TidyTuesday, a data science and R learning community, recently published my beach volleyball match database. I wanted to take the time to share some of my favorite community made use cases.
1. Ricardo Santos is the Most Traveled Player
Ricardo Santos traveled to 14 countries in 2005 alone, being one of the most traveled players on the tour! Shows some amazing charisma going from tournament to tournament.
2. Brazilian Teams are the Most Dominant
Brazilians had the most wins on the FIVB World Tour followed by Americans and Germans. Winning teams tend to be older and taller than losing teams. However, since 2000, the tour has become younger and taller overall. I really like the clarity of the conclusions drawn and clear graphs with flags.
Another post had a similar graph of Brazilian teams with the most wins.
Good catch for them to filter out the AVP tour (only American players) in their code as that could have biased their results.
3. Machine Learning and Beach Volleyball
Julia Silge’s blog has a great step-by-step guide on building an XGB model to predict winning teams based on their stats. It’s not surprising to see the model pick kills and errors as the most important variables as they directly translate to points scored.
I like the box and whisker plots comparing the distributions of stat features by gender and winning team. From the visual, it looks like blocks also have a big margin between winning and losing teams — something the model should pick up on.
A second Random Forest model included the hitting percentage (i.e. attacking efficiency) which turned out to be the most predictive feature in picking winners. Both models seem to get relatively good performance of ~83-84% accuracy with good recall and precision metrics. However, a major drawback to their collective approach is that they are using the stats that are recorded after a match has finished. To be able to truly forecast who will win a match beforehand, they would have to re-train the model on historical data that happens prior to each individual match. Nonetheless, their findings are helpful to see which skills are most relevant to winning a match.
4. Network Clusters of Beach Volleyball Players
This really cool visual shows the networks of player partnerships along with clusters of the highest and lowest win rates (circled). I was able to reverse engineer the code to see some really interesting insights. For example, the clusters highlight the highest winning Brazilian pairings on both the men’s and women’s sides! They include Emanuel Rego playing with Tande Ramos, Ricardo Santos, and Alison Cerutti. It also has Alison Cerutti playing with Bruno Oscar Schmidt and other Brazilian players in the highest winning cluster.
On the women’s side, the highest winning cluster has Larissa Franca playing with Talita Antunes and Juliana Felisberta along with other Brazilian pairings. Super cool!

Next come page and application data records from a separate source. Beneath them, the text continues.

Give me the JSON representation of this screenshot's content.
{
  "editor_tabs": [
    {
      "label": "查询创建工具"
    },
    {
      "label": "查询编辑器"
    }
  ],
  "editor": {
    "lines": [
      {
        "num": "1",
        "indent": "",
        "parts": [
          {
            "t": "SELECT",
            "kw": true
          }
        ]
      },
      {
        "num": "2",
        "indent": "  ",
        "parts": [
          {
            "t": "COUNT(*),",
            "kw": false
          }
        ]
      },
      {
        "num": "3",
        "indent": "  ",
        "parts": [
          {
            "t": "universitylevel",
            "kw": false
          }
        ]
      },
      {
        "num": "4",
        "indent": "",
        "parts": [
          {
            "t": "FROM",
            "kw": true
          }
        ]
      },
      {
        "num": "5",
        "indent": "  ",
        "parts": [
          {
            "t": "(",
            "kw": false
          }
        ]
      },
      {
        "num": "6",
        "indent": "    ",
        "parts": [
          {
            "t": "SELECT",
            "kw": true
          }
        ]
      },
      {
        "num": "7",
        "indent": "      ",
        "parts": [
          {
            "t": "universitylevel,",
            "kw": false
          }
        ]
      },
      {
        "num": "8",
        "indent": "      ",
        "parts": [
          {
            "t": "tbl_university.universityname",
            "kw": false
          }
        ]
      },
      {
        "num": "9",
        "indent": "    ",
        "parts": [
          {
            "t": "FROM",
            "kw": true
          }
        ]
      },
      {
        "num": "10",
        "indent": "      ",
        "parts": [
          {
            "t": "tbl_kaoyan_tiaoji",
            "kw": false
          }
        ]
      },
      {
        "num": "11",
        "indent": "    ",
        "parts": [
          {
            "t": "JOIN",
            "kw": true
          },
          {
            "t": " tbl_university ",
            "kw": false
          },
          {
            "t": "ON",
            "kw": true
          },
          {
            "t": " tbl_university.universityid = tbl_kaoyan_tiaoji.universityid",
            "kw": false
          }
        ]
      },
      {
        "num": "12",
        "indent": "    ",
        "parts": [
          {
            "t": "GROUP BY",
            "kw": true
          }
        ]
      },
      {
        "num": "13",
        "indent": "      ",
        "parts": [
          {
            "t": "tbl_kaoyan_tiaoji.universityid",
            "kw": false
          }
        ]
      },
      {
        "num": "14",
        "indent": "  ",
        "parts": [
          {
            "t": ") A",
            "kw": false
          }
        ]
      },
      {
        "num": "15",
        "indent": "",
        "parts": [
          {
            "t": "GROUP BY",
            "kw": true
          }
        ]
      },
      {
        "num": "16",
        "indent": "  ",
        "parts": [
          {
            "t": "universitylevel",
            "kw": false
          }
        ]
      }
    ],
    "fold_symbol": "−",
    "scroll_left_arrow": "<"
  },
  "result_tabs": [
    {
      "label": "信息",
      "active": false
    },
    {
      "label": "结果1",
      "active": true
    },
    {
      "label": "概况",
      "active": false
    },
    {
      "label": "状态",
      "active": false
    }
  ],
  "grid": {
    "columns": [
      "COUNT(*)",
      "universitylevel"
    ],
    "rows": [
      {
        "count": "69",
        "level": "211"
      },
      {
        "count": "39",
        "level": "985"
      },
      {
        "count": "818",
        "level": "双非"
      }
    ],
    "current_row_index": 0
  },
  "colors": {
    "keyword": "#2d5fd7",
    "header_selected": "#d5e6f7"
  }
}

5. How Height Influences Blocking
This clean visual shows the unsurprising correlation between a player’s height and blocks. It’s a cleanly executed, straight-forward graph that communicates the message well.
A similar visual shows that hitting percentage does not appear to decline with age.
Check out some of the resources below to help you get started with the data:
- Data dictionary and some starter code to download the data, although you should download it directly from my Github repo to get the latest matches
- David Robinson’s guide to reshaping the data to do useful analysis
Thanks to the TidyTuesday community for taking the time to share their work with everyone.
Edited by: Chase Youngblood
One thought on “The 5 BEST Beach Volleyball Data Analyses from a Tidy Tuesday Hackathon”